Each line below that contains "heading" counts once; report the total and nothing more.

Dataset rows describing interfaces
·····

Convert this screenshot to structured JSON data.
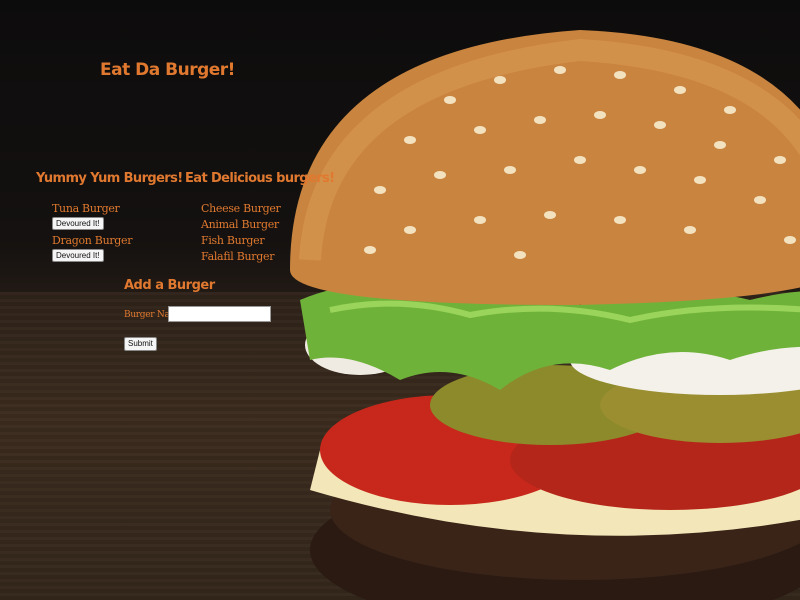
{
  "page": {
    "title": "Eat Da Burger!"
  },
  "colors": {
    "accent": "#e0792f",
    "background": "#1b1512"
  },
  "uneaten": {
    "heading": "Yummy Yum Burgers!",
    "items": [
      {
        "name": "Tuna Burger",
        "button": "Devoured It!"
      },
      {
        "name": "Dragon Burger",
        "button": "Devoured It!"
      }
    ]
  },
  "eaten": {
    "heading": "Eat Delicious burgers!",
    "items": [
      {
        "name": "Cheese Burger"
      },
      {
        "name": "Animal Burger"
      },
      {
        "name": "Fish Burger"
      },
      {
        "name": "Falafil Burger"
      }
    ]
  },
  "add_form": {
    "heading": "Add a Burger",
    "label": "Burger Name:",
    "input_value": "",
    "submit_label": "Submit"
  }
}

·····

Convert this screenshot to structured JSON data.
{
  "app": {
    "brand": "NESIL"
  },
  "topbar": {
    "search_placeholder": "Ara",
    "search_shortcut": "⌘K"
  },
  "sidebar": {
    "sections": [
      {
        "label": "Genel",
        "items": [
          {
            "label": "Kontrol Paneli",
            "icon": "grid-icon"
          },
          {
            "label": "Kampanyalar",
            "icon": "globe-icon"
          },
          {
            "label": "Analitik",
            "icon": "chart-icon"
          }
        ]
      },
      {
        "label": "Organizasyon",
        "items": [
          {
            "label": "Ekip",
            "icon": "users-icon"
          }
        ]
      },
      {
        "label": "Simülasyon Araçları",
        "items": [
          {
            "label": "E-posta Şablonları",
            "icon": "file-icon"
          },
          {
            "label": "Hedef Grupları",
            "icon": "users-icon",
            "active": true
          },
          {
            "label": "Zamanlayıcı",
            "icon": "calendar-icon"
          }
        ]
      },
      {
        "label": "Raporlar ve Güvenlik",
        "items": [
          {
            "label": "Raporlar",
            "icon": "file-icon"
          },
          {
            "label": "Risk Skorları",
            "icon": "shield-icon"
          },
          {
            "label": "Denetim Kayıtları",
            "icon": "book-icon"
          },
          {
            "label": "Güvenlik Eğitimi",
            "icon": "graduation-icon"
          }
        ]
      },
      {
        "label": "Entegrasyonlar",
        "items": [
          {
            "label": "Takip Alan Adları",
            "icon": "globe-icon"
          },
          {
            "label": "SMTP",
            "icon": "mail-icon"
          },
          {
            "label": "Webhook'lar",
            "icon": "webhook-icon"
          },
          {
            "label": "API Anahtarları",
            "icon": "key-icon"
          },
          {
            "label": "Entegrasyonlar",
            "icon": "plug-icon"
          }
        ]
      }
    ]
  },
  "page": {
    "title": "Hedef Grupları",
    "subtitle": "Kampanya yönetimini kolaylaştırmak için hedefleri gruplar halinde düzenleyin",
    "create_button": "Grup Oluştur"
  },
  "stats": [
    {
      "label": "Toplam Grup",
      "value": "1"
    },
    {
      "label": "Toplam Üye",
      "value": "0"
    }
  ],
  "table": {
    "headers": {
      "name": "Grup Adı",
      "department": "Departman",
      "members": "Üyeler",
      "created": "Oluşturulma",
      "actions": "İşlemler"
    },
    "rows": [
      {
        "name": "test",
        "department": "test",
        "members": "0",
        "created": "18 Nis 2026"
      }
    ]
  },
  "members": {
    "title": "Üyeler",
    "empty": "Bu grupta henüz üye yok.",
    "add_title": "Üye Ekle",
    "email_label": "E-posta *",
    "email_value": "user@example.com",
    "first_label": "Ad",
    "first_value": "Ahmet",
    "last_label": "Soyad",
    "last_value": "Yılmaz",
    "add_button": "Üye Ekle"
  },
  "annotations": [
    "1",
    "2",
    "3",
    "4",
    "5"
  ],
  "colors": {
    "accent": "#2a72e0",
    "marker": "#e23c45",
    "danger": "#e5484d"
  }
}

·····

**Output below**:
3